##### DATASET ENTRIES #####

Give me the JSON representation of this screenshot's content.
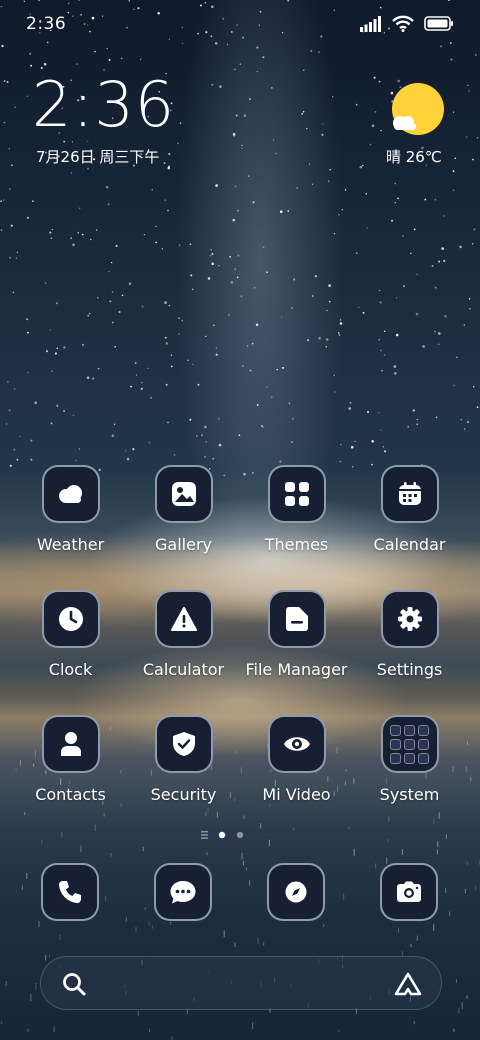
{
  "status_bar": {
    "time": "2:36"
  },
  "clock_widget": {
    "time": "2:36",
    "date": "7月26日 周三下午"
  },
  "weather_widget": {
    "text": "晴 26℃"
  },
  "apps": [
    {
      "label": "Weather",
      "icon": "weather-icon"
    },
    {
      "label": "Gallery",
      "icon": "gallery-icon"
    },
    {
      "label": "Themes",
      "icon": "themes-icon"
    },
    {
      "label": "Calendar",
      "icon": "calendar-icon"
    },
    {
      "label": "Clock",
      "icon": "clock-icon"
    },
    {
      "label": "Calculator",
      "icon": "calculator-icon"
    },
    {
      "label": "File Manager",
      "icon": "file-manager-icon"
    },
    {
      "label": "Settings",
      "icon": "settings-icon"
    },
    {
      "label": "Contacts",
      "icon": "contacts-icon"
    },
    {
      "label": "Security",
      "icon": "security-icon"
    },
    {
      "label": "Mi Video",
      "icon": "mi-video-icon"
    },
    {
      "label": "System",
      "icon": "system-folder-icon"
    }
  ],
  "page_indicator": {
    "pages": 2,
    "current": 1
  },
  "dock": [
    {
      "icon": "phone-icon"
    },
    {
      "icon": "messages-icon"
    },
    {
      "icon": "browser-icon"
    },
    {
      "icon": "camera-icon"
    }
  ],
  "colors": {
    "icon_background": "#172033",
    "sun": "#ffd23a",
    "text": "#ffffff"
  }
}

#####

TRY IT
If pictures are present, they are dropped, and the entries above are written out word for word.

EXERCISE ANSWER
Give me the JSON representation of this screenshot's content.
{
  "status_bar": {
    "time": "2:36"
  },
  "clock_widget": {
    "time": "2:36",
    "date": "7月26日 周三下午"
  },
  "weather_widget": {
    "text": "晴 26℃"
  },
  "apps": [
    {
      "label": "Weather",
      "icon": "weather-icon"
    },
    {
      "label": "Gallery",
      "icon": "gallery-icon"
    },
    {
      "label": "Themes",
      "icon": "themes-icon"
    },
    {
      "label": "Calendar",
      "icon": "calendar-icon"
    },
    {
      "label": "Clock",
      "icon": "clock-icon"
    },
    {
      "label": "Calculator",
      "icon": "calculator-icon"
    },
    {
      "label": "File Manager",
      "icon": "file-manager-icon"
    },
    {
      "label": "Settings",
      "icon": "settings-icon"
    },
    {
      "label": "Contacts",
      "icon": "contacts-icon"
    },
    {
      "label": "Security",
      "icon": "security-icon"
    },
    {
      "label": "Mi Video",
      "icon": "mi-video-icon"
    },
    {
      "label": "System",
      "icon": "system-folder-icon"
    }
  ],
  "page_indicator": {
    "pages": 2,
    "current": 1
  },
  "dock": [
    {
      "icon": "phone-icon"
    },
    {
      "icon": "messages-icon"
    },
    {
      "icon": "browser-icon"
    },
    {
      "icon": "camera-icon"
    }
  ],
  "colors": {
    "icon_background": "#172033",
    "sun": "#ffd23a",
    "text": "#ffffff"
  }
}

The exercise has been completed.